Work instructions: Your output must consist of the records printed verbatim, with the pictures excluded.

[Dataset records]
--- --- ---

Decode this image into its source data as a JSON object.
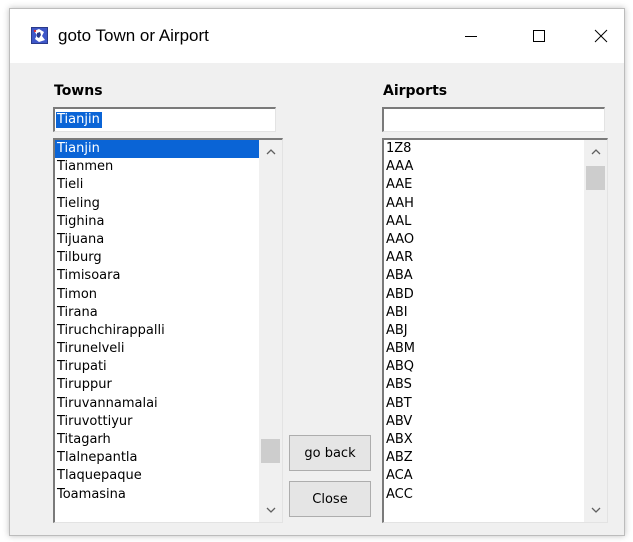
{
  "window": {
    "title": "goto Town or Airport"
  },
  "towns": {
    "label": "Towns",
    "input_value": "Tianjin",
    "items": [
      "Tianjin",
      "Tianmen",
      "Tieli",
      "Tieling",
      "Tighina",
      "Tijuana",
      "Tilburg",
      "Timisoara",
      "Timon",
      "Tirana",
      "Tiruchchirappalli",
      "Tirunelveli",
      "Tirupati",
      "Tiruppur",
      "Tiruvannamalai",
      "Tiruvottiyur",
      "Titagarh",
      "Tlalnepantla",
      "Tlaquepaque",
      "Toamasina"
    ],
    "selected_index": 0
  },
  "airports": {
    "label": "Airports",
    "input_value": "",
    "items": [
      "1Z8",
      "AAA",
      "AAE",
      "AAH",
      "AAL",
      "AAO",
      "AAR",
      "ABA",
      "ABD",
      "ABI",
      "ABJ",
      "ABM",
      "ABQ",
      "ABS",
      "ABT",
      "ABV",
      "ABX",
      "ABZ",
      "ACA",
      "ACC"
    ]
  },
  "buttons": {
    "go_back": "go back",
    "close": "Close"
  },
  "icons": {
    "app": "app-icon",
    "minimize": "minimize-icon",
    "maximize": "maximize-icon",
    "close": "close-icon",
    "scroll_up": "chevron-up-icon",
    "scroll_down": "chevron-down-icon"
  },
  "colors": {
    "selection": "#0a64d6",
    "dialog_bg": "#f0f0f0",
    "button_bg": "#e5e5e5"
  }
}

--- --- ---

Answer to the problem:
Decode this image into its source data as a JSON object.
{
  "window": {
    "title": "goto Town or Airport"
  },
  "towns": {
    "label": "Towns",
    "input_value": "Tianjin",
    "items": [
      "Tianjin",
      "Tianmen",
      "Tieli",
      "Tieling",
      "Tighina",
      "Tijuana",
      "Tilburg",
      "Timisoara",
      "Timon",
      "Tirana",
      "Tiruchchirappalli",
      "Tirunelveli",
      "Tirupati",
      "Tiruppur",
      "Tiruvannamalai",
      "Tiruvottiyur",
      "Titagarh",
      "Tlalnepantla",
      "Tlaquepaque",
      "Toamasina"
    ],
    "selected_index": 0
  },
  "airports": {
    "label": "Airports",
    "input_value": "",
    "items": [
      "1Z8",
      "AAA",
      "AAE",
      "AAH",
      "AAL",
      "AAO",
      "AAR",
      "ABA",
      "ABD",
      "ABI",
      "ABJ",
      "ABM",
      "ABQ",
      "ABS",
      "ABT",
      "ABV",
      "ABX",
      "ABZ",
      "ACA",
      "ACC"
    ]
  },
  "buttons": {
    "go_back": "go back",
    "close": "Close"
  },
  "icons": {
    "app": "app-icon",
    "minimize": "minimize-icon",
    "maximize": "maximize-icon",
    "close": "close-icon",
    "scroll_up": "chevron-up-icon",
    "scroll_down": "chevron-down-icon"
  },
  "colors": {
    "selection": "#0a64d6",
    "dialog_bg": "#f0f0f0",
    "button_bg": "#e5e5e5"
  }
}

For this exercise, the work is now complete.